┏━━

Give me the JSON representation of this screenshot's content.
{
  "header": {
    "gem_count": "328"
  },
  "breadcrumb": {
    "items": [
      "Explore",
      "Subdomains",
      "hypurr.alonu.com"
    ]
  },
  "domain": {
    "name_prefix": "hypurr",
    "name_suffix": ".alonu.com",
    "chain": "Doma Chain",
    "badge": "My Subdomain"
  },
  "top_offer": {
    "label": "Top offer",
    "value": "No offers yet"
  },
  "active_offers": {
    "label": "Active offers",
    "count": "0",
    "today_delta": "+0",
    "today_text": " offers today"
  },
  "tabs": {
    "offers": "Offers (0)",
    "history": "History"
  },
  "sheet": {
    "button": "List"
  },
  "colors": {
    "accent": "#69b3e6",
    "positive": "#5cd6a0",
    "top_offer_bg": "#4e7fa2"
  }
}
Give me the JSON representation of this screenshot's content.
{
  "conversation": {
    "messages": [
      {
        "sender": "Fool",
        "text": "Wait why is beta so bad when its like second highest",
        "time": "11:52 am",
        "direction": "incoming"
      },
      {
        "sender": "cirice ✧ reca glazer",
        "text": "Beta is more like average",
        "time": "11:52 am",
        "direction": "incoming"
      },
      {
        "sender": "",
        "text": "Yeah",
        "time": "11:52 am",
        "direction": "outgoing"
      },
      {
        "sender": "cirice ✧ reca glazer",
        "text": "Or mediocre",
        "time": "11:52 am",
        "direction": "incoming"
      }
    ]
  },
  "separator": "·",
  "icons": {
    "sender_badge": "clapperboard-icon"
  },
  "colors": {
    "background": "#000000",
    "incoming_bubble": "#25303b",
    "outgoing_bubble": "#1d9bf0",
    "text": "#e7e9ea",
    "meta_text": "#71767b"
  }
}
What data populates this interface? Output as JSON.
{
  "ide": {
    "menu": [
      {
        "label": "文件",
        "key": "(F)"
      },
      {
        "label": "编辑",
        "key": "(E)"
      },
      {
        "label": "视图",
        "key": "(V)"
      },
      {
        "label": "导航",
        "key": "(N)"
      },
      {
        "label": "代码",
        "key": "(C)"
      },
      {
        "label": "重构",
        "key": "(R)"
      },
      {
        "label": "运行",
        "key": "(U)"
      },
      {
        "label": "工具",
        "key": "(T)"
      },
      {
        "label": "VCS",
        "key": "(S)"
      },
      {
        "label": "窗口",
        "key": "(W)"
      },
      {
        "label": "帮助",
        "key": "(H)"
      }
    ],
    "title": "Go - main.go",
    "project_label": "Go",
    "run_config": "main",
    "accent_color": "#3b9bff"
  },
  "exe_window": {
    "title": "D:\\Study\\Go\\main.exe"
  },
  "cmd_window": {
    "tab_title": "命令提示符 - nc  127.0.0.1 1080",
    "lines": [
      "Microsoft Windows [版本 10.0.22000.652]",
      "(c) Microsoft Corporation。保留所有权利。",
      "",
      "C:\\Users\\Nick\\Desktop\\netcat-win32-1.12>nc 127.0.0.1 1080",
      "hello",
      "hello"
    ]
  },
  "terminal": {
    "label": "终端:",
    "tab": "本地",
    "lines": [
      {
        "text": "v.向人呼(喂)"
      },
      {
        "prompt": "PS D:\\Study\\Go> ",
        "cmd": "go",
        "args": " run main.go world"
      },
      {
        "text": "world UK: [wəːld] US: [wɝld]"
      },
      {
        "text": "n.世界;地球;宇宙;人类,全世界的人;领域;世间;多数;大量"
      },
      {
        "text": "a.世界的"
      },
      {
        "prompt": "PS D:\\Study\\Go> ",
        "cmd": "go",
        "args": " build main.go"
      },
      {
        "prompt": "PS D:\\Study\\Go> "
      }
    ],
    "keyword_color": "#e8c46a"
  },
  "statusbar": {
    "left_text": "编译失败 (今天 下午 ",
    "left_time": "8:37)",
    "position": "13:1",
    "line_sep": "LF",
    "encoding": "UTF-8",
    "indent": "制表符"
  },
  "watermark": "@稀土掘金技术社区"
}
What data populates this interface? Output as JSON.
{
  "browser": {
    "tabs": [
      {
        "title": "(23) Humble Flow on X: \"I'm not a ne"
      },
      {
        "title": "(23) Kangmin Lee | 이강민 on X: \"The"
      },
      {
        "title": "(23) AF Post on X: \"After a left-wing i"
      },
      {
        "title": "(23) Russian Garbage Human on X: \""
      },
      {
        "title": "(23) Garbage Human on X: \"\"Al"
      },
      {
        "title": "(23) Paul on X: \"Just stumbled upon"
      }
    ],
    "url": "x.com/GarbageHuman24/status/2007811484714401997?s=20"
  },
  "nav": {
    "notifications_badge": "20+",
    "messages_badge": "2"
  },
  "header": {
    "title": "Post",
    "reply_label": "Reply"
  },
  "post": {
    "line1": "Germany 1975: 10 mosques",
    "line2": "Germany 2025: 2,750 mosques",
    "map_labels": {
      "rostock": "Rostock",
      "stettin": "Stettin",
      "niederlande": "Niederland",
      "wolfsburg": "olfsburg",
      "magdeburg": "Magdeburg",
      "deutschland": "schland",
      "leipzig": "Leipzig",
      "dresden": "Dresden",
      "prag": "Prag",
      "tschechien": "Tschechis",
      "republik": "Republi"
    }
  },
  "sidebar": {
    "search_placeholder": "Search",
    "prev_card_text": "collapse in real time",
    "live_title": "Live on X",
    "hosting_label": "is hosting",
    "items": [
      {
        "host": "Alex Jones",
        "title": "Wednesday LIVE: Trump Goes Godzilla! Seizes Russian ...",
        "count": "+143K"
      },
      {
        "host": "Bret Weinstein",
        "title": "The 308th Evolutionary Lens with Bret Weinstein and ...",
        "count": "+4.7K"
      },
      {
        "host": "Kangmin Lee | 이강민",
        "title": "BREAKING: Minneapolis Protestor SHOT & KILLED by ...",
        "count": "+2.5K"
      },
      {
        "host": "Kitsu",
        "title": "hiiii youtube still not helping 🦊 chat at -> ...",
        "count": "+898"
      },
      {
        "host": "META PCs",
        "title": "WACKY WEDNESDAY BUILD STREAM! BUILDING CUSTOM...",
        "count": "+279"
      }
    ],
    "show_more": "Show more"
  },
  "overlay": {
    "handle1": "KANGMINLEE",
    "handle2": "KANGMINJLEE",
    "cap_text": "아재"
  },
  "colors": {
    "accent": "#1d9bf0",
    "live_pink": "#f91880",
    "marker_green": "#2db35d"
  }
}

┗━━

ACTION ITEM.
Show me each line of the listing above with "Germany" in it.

THE COMPLETED TASK.
    "line1": "Germany 1975: 10 mosques",
    "line2": "Germany 2025: 2,750 mosques",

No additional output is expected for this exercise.